> _What the task requires_
Line by line, output the entries below exactly as they appear.

> _Records provided_
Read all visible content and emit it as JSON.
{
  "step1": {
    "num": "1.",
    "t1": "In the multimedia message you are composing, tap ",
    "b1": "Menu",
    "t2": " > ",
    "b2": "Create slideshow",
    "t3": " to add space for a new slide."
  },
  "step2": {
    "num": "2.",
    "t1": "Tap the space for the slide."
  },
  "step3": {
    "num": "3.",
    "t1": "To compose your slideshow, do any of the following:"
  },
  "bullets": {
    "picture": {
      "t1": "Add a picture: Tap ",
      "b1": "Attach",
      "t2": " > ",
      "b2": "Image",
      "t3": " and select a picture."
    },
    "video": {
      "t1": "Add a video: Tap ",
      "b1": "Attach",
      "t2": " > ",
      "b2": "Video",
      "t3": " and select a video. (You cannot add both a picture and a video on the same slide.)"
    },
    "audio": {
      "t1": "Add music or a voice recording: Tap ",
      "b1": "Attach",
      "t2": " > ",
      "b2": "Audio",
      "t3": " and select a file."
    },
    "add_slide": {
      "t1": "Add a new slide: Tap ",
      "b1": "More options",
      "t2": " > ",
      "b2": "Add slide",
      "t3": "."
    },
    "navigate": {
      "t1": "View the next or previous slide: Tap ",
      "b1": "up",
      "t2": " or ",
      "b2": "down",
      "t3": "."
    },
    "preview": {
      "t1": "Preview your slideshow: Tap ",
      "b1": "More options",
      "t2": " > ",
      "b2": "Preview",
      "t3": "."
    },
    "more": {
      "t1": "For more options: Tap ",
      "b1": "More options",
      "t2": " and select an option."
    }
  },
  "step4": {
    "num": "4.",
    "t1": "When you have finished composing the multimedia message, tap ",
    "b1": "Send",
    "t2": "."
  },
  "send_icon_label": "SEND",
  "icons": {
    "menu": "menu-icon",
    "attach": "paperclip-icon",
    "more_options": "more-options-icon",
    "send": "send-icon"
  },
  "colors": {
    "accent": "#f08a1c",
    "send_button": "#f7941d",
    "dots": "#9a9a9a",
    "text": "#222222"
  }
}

> _Your solution_
Read all visible content and emit it as JSON.
{
  "step1": {
    "num": "1.",
    "t1": "In the multimedia message you are composing, tap ",
    "b1": "Menu",
    "t2": " > ",
    "b2": "Create slideshow",
    "t3": " to add space for a new slide."
  },
  "step2": {
    "num": "2.",
    "t1": "Tap the space for the slide."
  },
  "step3": {
    "num": "3.",
    "t1": "To compose your slideshow, do any of the following:"
  },
  "bullets": {
    "picture": {
      "t1": "Add a picture: Tap ",
      "b1": "Attach",
      "t2": " > ",
      "b2": "Image",
      "t3": " and select a picture."
    },
    "video": {
      "t1": "Add a video: Tap ",
      "b1": "Attach",
      "t2": " > ",
      "b2": "Video",
      "t3": " and select a video. (You cannot add both a picture and a video on the same slide.)"
    },
    "audio": {
      "t1": "Add music or a voice recording: Tap ",
      "b1": "Attach",
      "t2": " > ",
      "b2": "Audio",
      "t3": " and select a file."
    },
    "add_slide": {
      "t1": "Add a new slide: Tap ",
      "b1": "More options",
      "t2": " > ",
      "b2": "Add slide",
      "t3": "."
    },
    "navigate": {
      "t1": "View the next or previous slide: Tap ",
      "b1": "up",
      "t2": " or ",
      "b2": "down",
      "t3": "."
    },
    "preview": {
      "t1": "Preview your slideshow: Tap ",
      "b1": "More options",
      "t2": " > ",
      "b2": "Preview",
      "t3": "."
    },
    "more": {
      "t1": "For more options: Tap ",
      "b1": "More options",
      "t2": " and select an option."
    }
  },
  "step4": {
    "num": "4.",
    "t1": "When you have finished composing the multimedia message, tap ",
    "b1": "Send",
    "t2": "."
  },
  "send_icon_label": "SEND",
  "icons": {
    "menu": "menu-icon",
    "attach": "paperclip-icon",
    "more_options": "more-options-icon",
    "send": "send-icon"
  },
  "colors": {
    "accent": "#f08a1c",
    "send_button": "#f7941d",
    "dots": "#9a9a9a",
    "text": "#222222"
  }
}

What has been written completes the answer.